## How to complete this task
An exact copy of every entry is needed, without any of the pictures.

## Data in this exercise
=-=-=-=-=

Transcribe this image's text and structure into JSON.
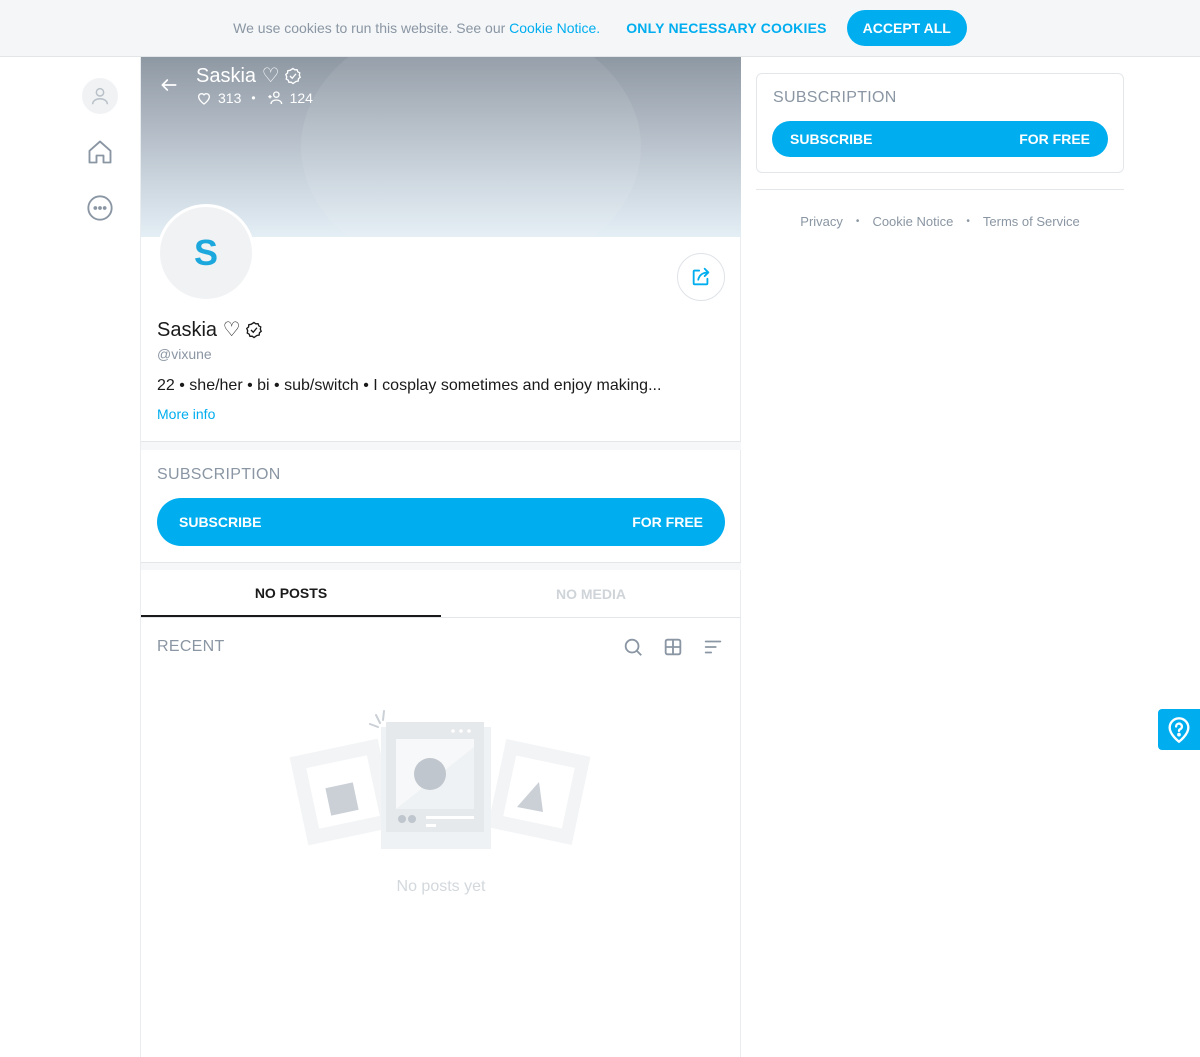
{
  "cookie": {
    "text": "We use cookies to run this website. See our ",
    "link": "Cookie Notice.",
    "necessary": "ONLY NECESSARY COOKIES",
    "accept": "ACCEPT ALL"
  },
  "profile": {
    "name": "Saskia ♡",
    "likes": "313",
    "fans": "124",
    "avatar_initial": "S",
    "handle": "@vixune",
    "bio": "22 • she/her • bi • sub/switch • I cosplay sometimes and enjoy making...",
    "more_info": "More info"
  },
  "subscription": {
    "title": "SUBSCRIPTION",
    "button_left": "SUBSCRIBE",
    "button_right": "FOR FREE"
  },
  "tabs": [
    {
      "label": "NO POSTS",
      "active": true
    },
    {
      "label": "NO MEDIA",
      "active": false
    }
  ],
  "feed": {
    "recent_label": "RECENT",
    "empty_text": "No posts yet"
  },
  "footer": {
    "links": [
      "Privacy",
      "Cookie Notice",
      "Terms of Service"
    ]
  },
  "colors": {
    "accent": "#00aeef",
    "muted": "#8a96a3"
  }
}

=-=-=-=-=

## Answer space
Transcribe this image's text and structure into JSON.
{
  "cookie": {
    "text": "We use cookies to run this website. See our ",
    "link": "Cookie Notice.",
    "necessary": "ONLY NECESSARY COOKIES",
    "accept": "ACCEPT ALL"
  },
  "profile": {
    "name": "Saskia ♡",
    "likes": "313",
    "fans": "124",
    "avatar_initial": "S",
    "handle": "@vixune",
    "bio": "22 • she/her • bi • sub/switch • I cosplay sometimes and enjoy making...",
    "more_info": "More info"
  },
  "subscription": {
    "title": "SUBSCRIPTION",
    "button_left": "SUBSCRIBE",
    "button_right": "FOR FREE"
  },
  "tabs": [
    {
      "label": "NO POSTS",
      "active": true
    },
    {
      "label": "NO MEDIA",
      "active": false
    }
  ],
  "feed": {
    "recent_label": "RECENT",
    "empty_text": "No posts yet"
  },
  "footer": {
    "links": [
      "Privacy",
      "Cookie Notice",
      "Terms of Service"
    ]
  },
  "colors": {
    "accent": "#00aeef",
    "muted": "#8a96a3"
  }
}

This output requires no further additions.